Staunton, November 12 – Ukraine’s Verkhovna Rada today declared the Soviet deportation of the Crimean Tatars an act of genocide and announced that henceforth Ukrainians will mark May 18th, the anniversary of that deportation, as the Day of Memory of the Victims of the Genocide of the Crimean Tatar People.
That action is important both because the Russian occupiers have banned any commemoration of the May 18th date and because Moscow continues acts of genocide against the Crimean Tatars by killing or expelling many of them and by destroying or transferring to Russia their national monuments (gordonua.com/news/society/Rada-priznala-genocid-krymskotatarskogo-naroda-106215.html).
The last is especially important because many do not understand that such actions are defined as acts of genocide under international law. Two days ago, Lyudmyla Denysova, head of the Verkhovna Rada delegation to the Parliamentary Assembly of the Black Sea Economic Cooperation, pointed that out at a meeting of PABSEC in Tirana.
She said the occupiers have been illegally removing museum collections from Crimea to St. Petersburg and noted that such actions are “a direct violation” not only of Ukraine’s rights but also of “the norms and principles of international humanitarian law,” a reference to the Genocide Convention (joinfo.com/world/1011090_russia-illegally-takes-out-museum-collections-from-crimea.html
He says the Kremlin decided to annex Crimea in order to boost Putin’s rating, noting that the annexation is “the single popular theme among the people.” But Gudkov suggests that such popularity has proved short-lived because the authorities “did not calculate either the economic or the geopolitical consequences” of their action.

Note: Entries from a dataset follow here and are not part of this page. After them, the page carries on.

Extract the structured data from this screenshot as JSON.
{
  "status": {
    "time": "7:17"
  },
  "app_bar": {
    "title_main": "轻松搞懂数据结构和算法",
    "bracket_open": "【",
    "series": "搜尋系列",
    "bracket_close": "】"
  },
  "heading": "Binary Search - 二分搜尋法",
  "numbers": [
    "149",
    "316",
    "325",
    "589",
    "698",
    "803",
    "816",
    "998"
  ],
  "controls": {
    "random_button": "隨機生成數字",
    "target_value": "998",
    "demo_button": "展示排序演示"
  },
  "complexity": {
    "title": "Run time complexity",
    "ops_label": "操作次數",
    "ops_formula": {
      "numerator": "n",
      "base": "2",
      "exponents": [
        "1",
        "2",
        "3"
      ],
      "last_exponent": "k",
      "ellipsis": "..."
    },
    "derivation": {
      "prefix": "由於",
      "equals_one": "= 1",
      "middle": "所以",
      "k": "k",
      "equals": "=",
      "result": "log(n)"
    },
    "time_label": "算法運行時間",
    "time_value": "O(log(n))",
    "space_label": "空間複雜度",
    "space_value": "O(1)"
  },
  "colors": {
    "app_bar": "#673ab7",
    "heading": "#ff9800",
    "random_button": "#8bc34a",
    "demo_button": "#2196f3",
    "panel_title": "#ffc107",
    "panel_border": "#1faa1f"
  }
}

And while Gudkov does not mention it, those around Putin clearly did not and do not understand that by their actions in occupied Crimea now, they are in violation of the Genocide Convention. Kyiv, by its actions, has reminded the world of this sad reality.